This concluding section will give the readers the final pieces of the puzzle to help them succeed in including diversity. The inspiration in this section will increase the quality of the team’s efforts to develop specific goals and create solutions that encourage inclusive behavior on a daily basis. When the team have completed this section, they’ll be ready to create a realistic and feasible action plan in the concluding workshop.



The team is now ready for the culmination of the handbook: the workshop. The result of the workshop will be an action plan outlining what the team should do in the coming three months to start incorporating inclusion of diversity into how they work and thereby improve their results. The action plan will not solve all the challenges that might exist in the team. However, they will be able to start a change journey and try things out! When the three months are up, the team can redo parts of the process to continue their change journey. After another three months, they can do it all again and again.


In my industry many people brush off the issue as something fluffy and “good to focus on a little if we have time between our investments”. I know that this is a must if we are going to invest in fast-growing companies that we plan to sell on in 5-7 years and to make money on our investments. This handbook is packaged in a way that has enabled me to get my organization over the threshold. They are now curious about the field and can see how we have a lot to gain from getting better at including diversity. Now all we need to do is keep testing the methods.

Partner at an investment fund

The book bursts all the fancy bubbles surrounding the concept of diversity and gets us to roll up our sleeves to make a real impact. The information is easy to absorb and understand, but above all it’s a practical tool to have to hand while pursuing change. I get so inspired by examples from research or real life; I just love reading about that. There are so many “aha” moments, laughs and face-palms. I love the idea of a “bottom-up” approach to bring about change! I also like how the group is encouraged at the end to tell others in the organization about their experiences.

Creative Director at a global communications agency

We should not get stuck on the idea of “visible diversity”, and instead need to focus on including perspectives in order to take good decisions. My work group (and all organizations) need to put time and energy into our diversity strategies and their implementation in the same way we put time into our budget.

Departmental Manager working in heavy industry

If I had to summarize the content of the book, I would say that it is about starting with the little things, not the big things. We often think we need to change everything right away, but I’m now inspired to come up with things we can do right away so we don’t just end up with visible diversity on our board of directors, for example. I really like the “empty chair” inclusion routine and will be using it at our management group meetings. The idea of combining diversity with inclusion and how empty activities can become when we don’t do that was an eye-opener for me – I’d separated them in my mind in the past. For example, I think we already have more diversity than we realize but are not as good at including it.”

Operational Manager for a non-profit organization

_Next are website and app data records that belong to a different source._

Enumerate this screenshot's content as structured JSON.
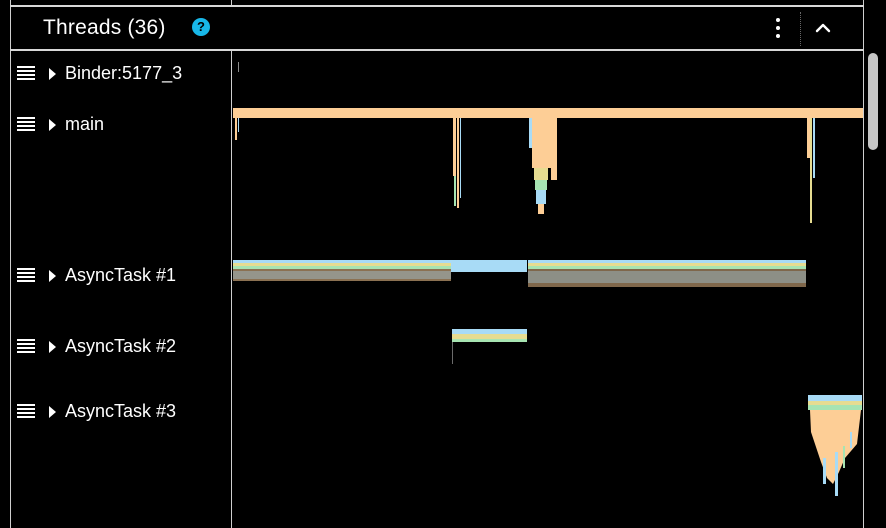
{
  "header": {
    "title": "Threads (36)",
    "help_icon": "help-icon",
    "more_icon": "vertical-ellipsis-icon",
    "collapse_icon": "chevron-up-icon"
  },
  "threads": [
    {
      "label": "Binder:5177_3"
    },
    {
      "label": "main"
    },
    {
      "label": "AsyncTask #1"
    },
    {
      "label": "AsyncTask #2"
    },
    {
      "label": "AsyncTask #3"
    }
  ],
  "colors": {
    "accent": "#18b7e8",
    "flame_orange": "#fdce96",
    "flame_blue": "#a8dbf6",
    "flame_green": "#a7e4b2",
    "flame_yellow": "#e6dc91",
    "divider": "#d8d8d8"
  }
}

One of the major lessons I am taking from the book is this idea of psychological safety and the opportunities it opens up for including different perspectives in a group. I immediately drew parallels with my own organization and it opened my eyes to new ideas. We need to maximize psychological safety to make the most progress possible with the group we have. I also took with me new information about cognitive bias that I knew nothing about and that I will directly apply to financial decision-making!

Financial advisory consultant